This trail was definitely not as pretty as the Serpentine Trail and wasn’t nearly as long, with it being only about a mile long, but it was still relaxing in its own way. It was just nice to get out and feel the breeze and see the great outdoors and not being cooped up inside. The Choate Mine Trail did have some pretty cool mines, hence the name, near the end of our hike. There were two that we saw and both were fenced off. They both looked as if they hadn’t been used in years, but in one of the gated off areas, there was a ladder that was off to the side of the mine. The other mine looked like it had part of a railroad track off to its side. I had never seen anything like it. Mike, Darrell, and I stood there for a good five minutes or so just taking a good look at the mines and trying to figure out what they were used for. My guess is they were used as underground tunnels for soldiers to hide in or escape through during battle. They didn’t look like they were well protected, though. “Any idiot could get in there,” Darrell said. The gates weren’t that tall and there was only a padlock keeping the gates shut, so it seemed as if anyone who would want to get in there could. I took a couple pictures at the mines and when I looked back at them, I saw a few orbs. My guess is that some of the soldiers who fought in the battle were still hanging around the area.


Choate Mine Trail Mine
Photo Credit Amanda Minkove

After each hike, I talked to my friends to get their reactions to the hikes, and I went into the Visitor’s Center to gather more information about the history of the area. Through the information I gathered at the Visitor’s Center, I learned that this was the site of the first hanging in Maryland. In 1751, a 21-year-old colonist named John Berry was found guilty of killing his stepmother with an ax and almost killing his stepfather in the same manner. Although that’s kind of scary, it’s still fascinating to realize that something so horrific could happen so close to where I grew up.

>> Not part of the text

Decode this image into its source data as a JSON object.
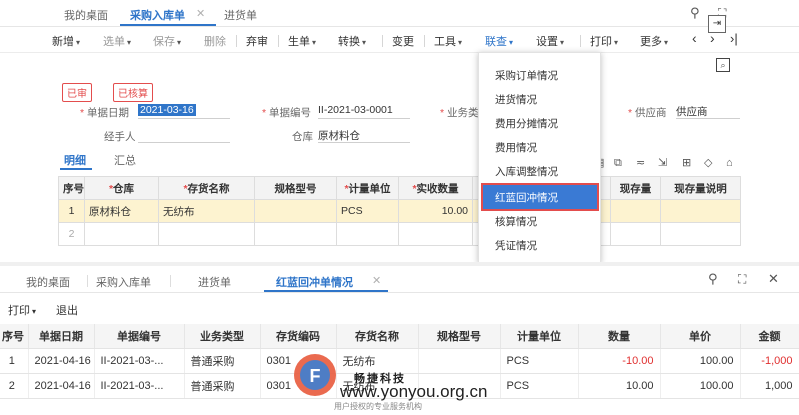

Through discussions with my friends, I got a feel for how they saw the hikes, and I got a different perspective of the trails than just my own. Sylvia was saying that the most memorable part of the hike to her was getting lost and trying to find our way back. She loved seeing the beautiful landscape and getting the opportunity to take pictures and capture what we saw. For Jessica, the most memorable part of the hike was trying to figure out how to cross the pond without messing up anything. We didn’t want to drop our phones and we didn’t want to get our shoes muddy, so we had to try to be resourceful and use the rocks in the pond to our advantage. Her favorite part of the hike was stumbling upon the cute little cottage. “I don’t remember what its purpose was, but I remember thinking how happy I would be if I could just live in a simple cottage with a puppy and a goldfish,” she said. It seemed like it would be a really relaxing place to live or stay because it was so quiet and peaceful. With it being in the middle of nowhere, it would be easy to just slip away and get away from everyone and everything.

I would definitely go back to both of these trails. They were very relaxing and it was nice to go out and see something different. I saw things on those trails that I’ve never seen before and they were just gorgeous. The area is so peaceful and with its history, it makes going on the trails so much more fun.

Leave a Reply

Fill in your details below or click an icon to log in: Logo

You are commenting using your account. Log Out / Change )

Twitter picture

You are commenting using your Twitter account. Log Out / Change )

Facebook photo

You are commenting using your Facebook account. Log Out / Change )

Google+ photo

You are commenting using your Google+ account. Log Out / Change )

Connecting to %s